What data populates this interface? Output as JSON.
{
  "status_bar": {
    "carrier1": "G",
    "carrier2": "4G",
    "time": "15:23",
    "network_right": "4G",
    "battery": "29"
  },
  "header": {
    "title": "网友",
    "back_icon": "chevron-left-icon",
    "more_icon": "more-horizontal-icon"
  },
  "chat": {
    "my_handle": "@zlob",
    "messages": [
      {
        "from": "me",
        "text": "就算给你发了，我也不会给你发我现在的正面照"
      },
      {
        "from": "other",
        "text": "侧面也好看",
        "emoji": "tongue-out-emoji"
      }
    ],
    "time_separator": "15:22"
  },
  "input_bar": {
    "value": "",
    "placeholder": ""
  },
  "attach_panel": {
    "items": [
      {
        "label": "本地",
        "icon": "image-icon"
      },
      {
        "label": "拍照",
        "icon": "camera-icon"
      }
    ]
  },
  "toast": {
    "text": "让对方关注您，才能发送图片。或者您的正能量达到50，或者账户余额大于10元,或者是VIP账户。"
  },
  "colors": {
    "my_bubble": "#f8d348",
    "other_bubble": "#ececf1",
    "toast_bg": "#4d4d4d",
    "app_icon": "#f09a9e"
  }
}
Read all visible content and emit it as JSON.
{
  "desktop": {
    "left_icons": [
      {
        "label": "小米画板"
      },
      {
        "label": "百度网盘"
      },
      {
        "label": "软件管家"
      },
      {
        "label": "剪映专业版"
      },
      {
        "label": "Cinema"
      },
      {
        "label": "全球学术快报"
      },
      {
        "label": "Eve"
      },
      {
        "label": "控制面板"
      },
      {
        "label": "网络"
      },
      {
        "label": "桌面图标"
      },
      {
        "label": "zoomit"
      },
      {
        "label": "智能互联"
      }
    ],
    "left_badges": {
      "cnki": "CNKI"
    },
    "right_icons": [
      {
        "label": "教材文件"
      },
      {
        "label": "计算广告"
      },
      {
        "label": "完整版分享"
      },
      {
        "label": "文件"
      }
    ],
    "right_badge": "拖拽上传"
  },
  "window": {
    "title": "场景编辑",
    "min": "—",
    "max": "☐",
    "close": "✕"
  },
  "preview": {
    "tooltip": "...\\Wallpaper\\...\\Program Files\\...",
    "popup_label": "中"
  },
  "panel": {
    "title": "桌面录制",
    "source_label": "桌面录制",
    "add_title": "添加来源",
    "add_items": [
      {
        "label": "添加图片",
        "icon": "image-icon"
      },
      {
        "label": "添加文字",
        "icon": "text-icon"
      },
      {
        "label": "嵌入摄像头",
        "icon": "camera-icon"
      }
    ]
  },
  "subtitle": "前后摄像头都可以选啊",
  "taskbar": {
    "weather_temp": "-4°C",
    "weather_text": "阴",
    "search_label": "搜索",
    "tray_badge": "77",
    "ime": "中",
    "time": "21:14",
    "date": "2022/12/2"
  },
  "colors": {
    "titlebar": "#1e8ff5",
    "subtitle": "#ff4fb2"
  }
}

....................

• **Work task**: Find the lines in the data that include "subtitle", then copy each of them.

• **Response**:
  "subtitle": "前后摄像头都可以选啊",
    "subtitle": "#ff4fb2"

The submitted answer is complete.